The Bill envisages the transfer of various functions from the Ceann Comhairle, the Cathaoirleach and the Minister for Finance to the commission. In this way the commission shall determine the funding, staffing and organisation of the Houses of the Oireachtas. It is proposed that the Minister for Finance will retain powers in relation to the rates of pay and allowances of Members of the Houses of the Oireachtas and in relation to rates of pay, allowances and certain gradings of the officers and joint staff of the Houses of the Oireachtas. These relate for the most part to Civil Service wide linked grades. Otherwise, the commission shall have responsibility for the funding and staffing.
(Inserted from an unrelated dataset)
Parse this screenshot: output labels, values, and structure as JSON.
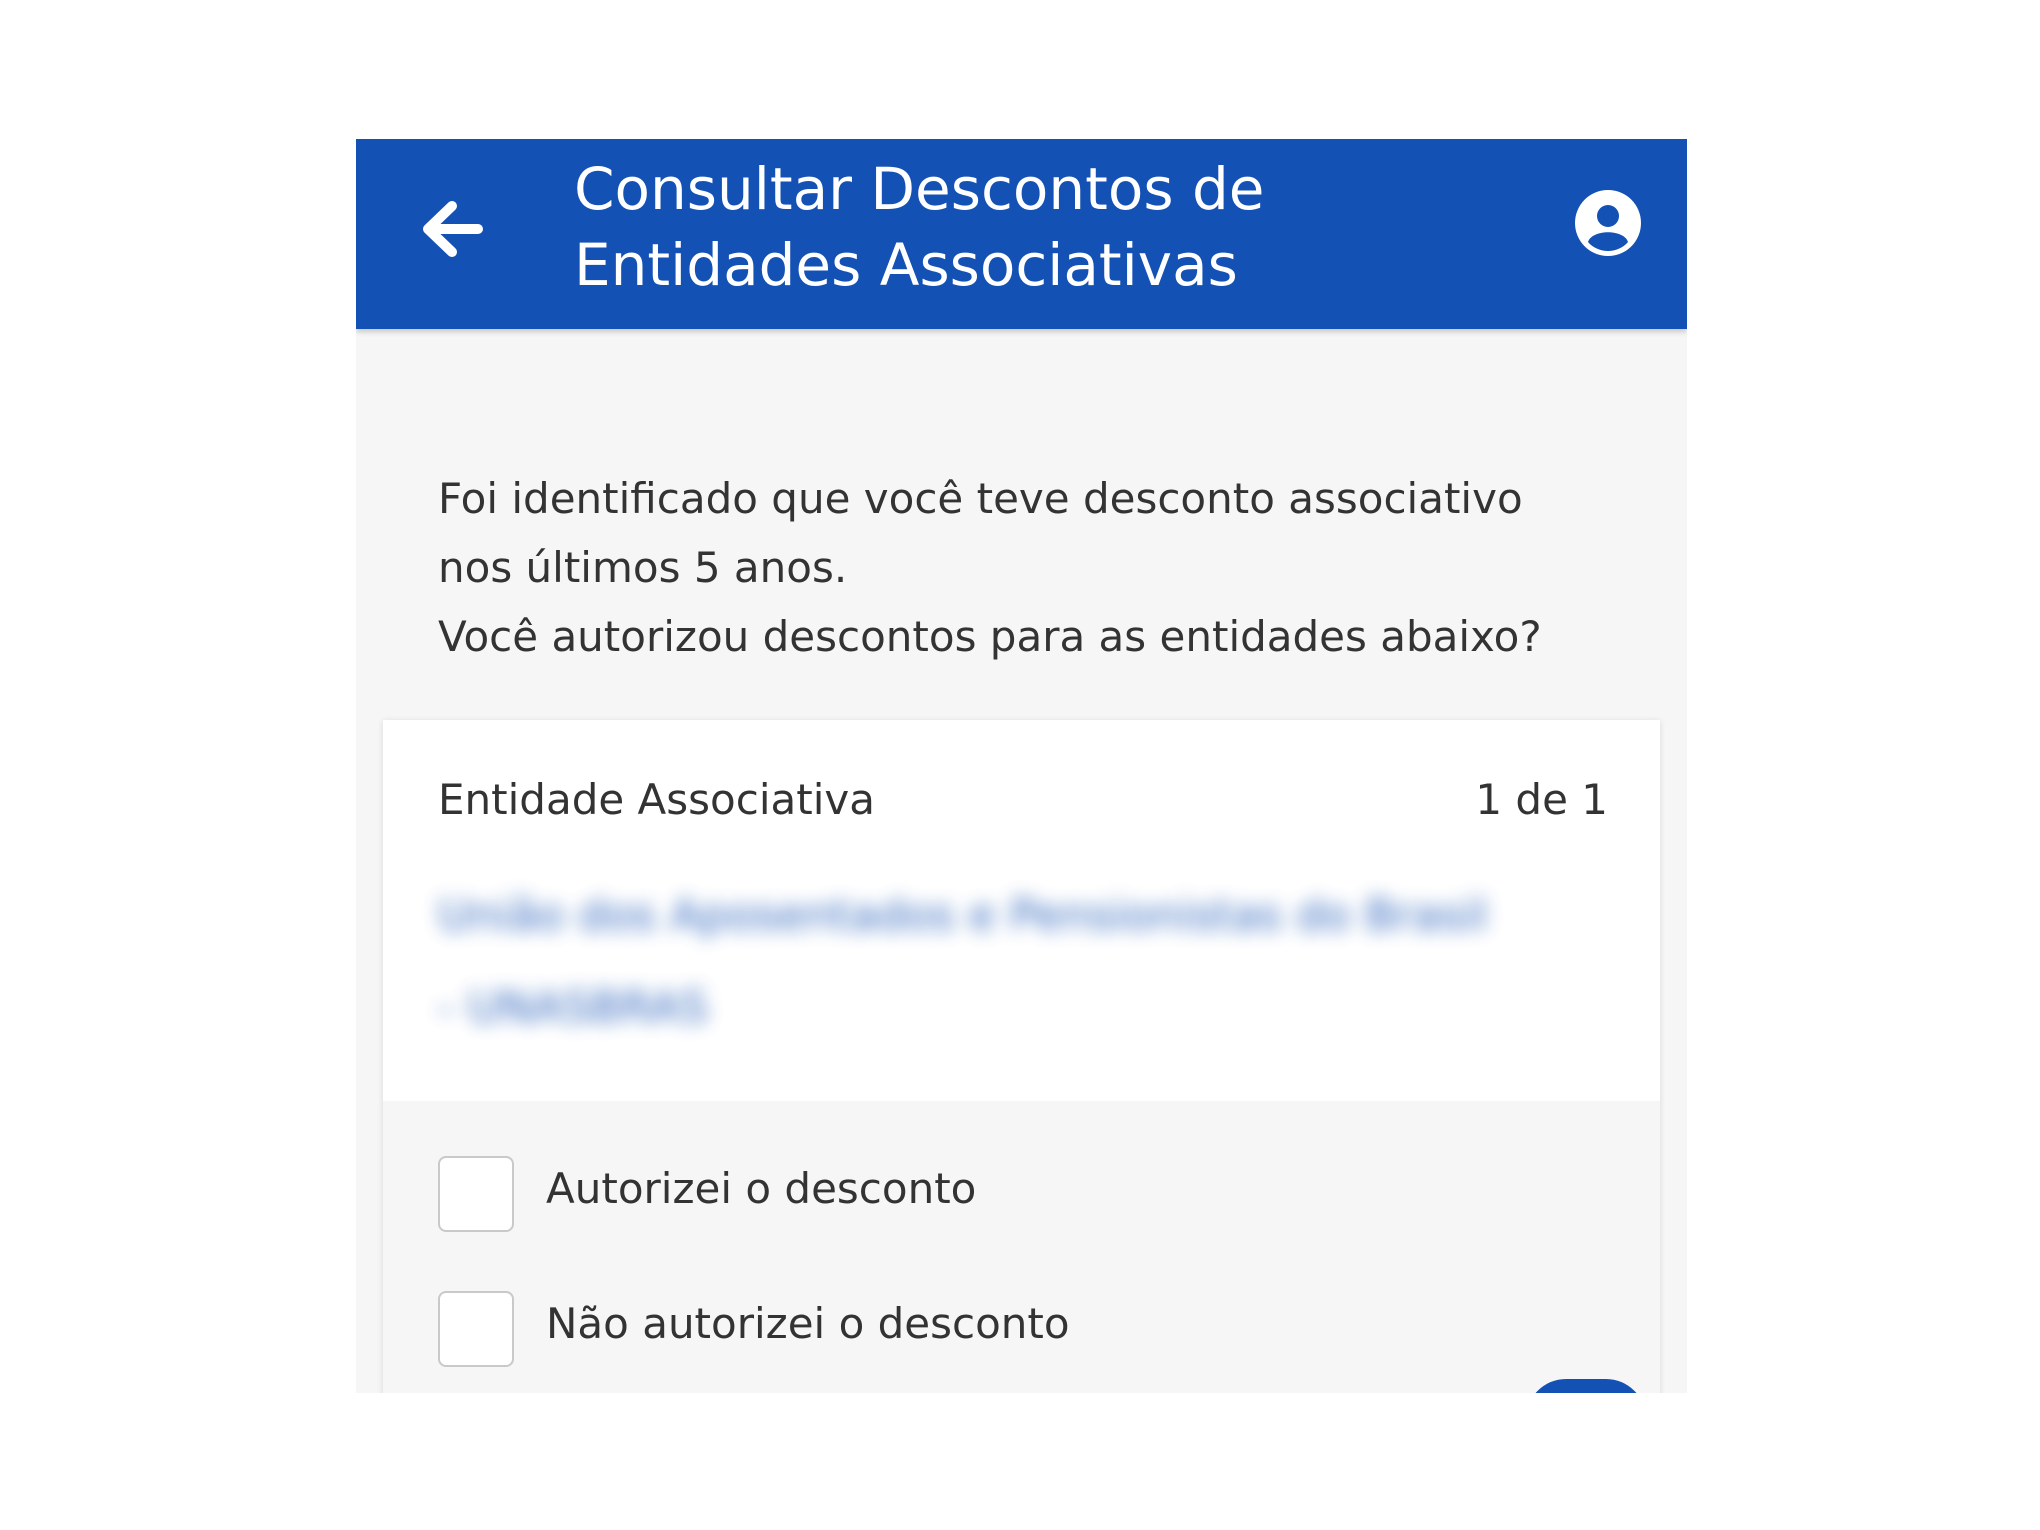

Some changes have been made to the Bill since it was circulated at draft stage. The initial scheme provided for the commission coming into being by way of resolution of the Dáil and Seanad. Legal advice suggested that this procedure was not constitutionally essential as the functions of the commission were administrative in nature and did not impinge on the business of the Houses regulated under Article 15.10. The advice also suggested that the right which either House enjoyed to amend or rescind any resolution could at some stage bring about a situation where resolutions and the Act were in conflict and cause serious problems in the management of the Office of the Houses of the Oireachtas. In these circumstances, section 3 proposes that the commission shall stand established when the Minister for Finance makes the necessary establishment order.
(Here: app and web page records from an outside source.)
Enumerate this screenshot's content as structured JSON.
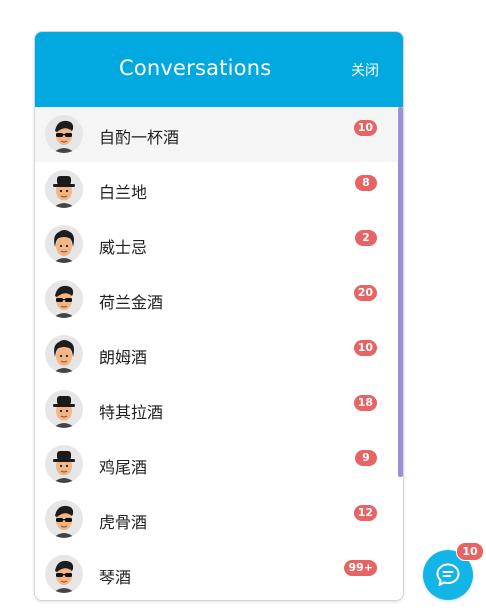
{
  "header": {
    "title": "Conversations",
    "close_label": "关闭"
  },
  "conversations": [
    {
      "name": "自酌一杯酒",
      "unread": "10",
      "avatar": "sunglasses-avatar-icon"
    },
    {
      "name": "白兰地",
      "unread": "8",
      "avatar": "hat-avatar-icon"
    },
    {
      "name": "威士忌",
      "unread": "2",
      "avatar": "curly-hair-avatar-icon"
    },
    {
      "name": "荷兰金酒",
      "unread": "20",
      "avatar": "sunglasses-avatar-icon"
    },
    {
      "name": "朗姆酒",
      "unread": "10",
      "avatar": "curly-hair-avatar-icon"
    },
    {
      "name": "特其拉酒",
      "unread": "18",
      "avatar": "hat-avatar-icon"
    },
    {
      "name": "鸡尾酒",
      "unread": "9",
      "avatar": "hat-avatar-icon"
    },
    {
      "name": "虎骨酒",
      "unread": "12",
      "avatar": "sunglasses-avatar-icon"
    },
    {
      "name": "琴酒",
      "unread": "99+",
      "avatar": "sunglasses-avatar-icon"
    }
  ],
  "chat_button": {
    "badge": "10",
    "icon": "chat-bubble-icon"
  },
  "colors": {
    "header": "#02a9e0",
    "badge": "#e86363",
    "scrollbar": "#9b8fd8",
    "fab": "#12b5e6"
  }
}
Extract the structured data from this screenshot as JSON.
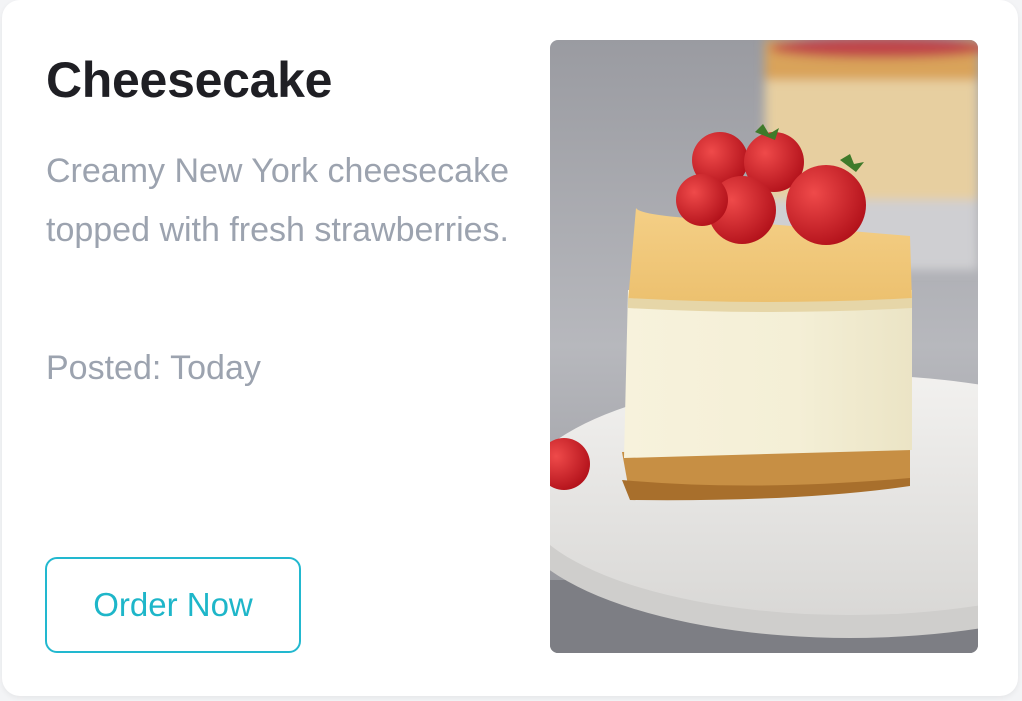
{
  "card": {
    "title": "Cheesecake",
    "description": "Creamy New York cheesecake topped with fresh strawberries.",
    "posted": "Posted: Today",
    "button_label": "Order Now",
    "image_alt": "Cheesecake slice topped with strawberries",
    "accent_color": "#22b8cf"
  }
}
One of the functions ascribed to the commission is to provide for legal advice to be made available to Members and committees of the Houses of the Oireachtas in respect of the business of the Houses. Currently when legal proceedings are being taken on foot of actions by either House or by Oireachtas committees it is necessary to name individual Members of such committees in any legal proceedings. This provision makes this unnecessary and allows the commission to be a party to such proceedings where the authority to do so is provided by either or both Houses.
This Bill involves, as I have made clear, handing over virtually all the functions of the Minister for Finance in regard to staffing the office to the commission. I will retain responsibility for pay and pension matters affecting both Members and staff. Under section 12 the commission is required to obtain the consent of the Minister for Finance if it wished to create posts at or above principal – higher – level. The main grade above this level in the Civil Service generally is assistant secretary general of which there is a relatively small number and it is important that no local arrangement should lead to any dilution of the quantity and quality of work normally attaching to those posts. It is my intention to operate this unusual arrangement by sanctioning such posts as I have ascertained to have the same level of ongoing work as the generality of such posts in the Civil Service.
It has been a fairly regular occurrence for Ministers for Finance to come before the House to sponsor legislation affecting Members or their Houses. Much of this has been concerned with the bread and butter issues of pay and pensions. Some provided Members with immunities they needed to discharge their public duty or imposed obligations on them in regard to ethics requirements and electoral financing. It was rare for my predecessors to deal with matters so fundamental as recasting the organisational framework within which the Houses of the Oireachtas function. I feel very privileged to be the Minister for Finance given the opportunity of introducing legislation which will transform the conditions under which we and our successors as Members of this House can work for the betterment of our nation. I commend this Bill to the House.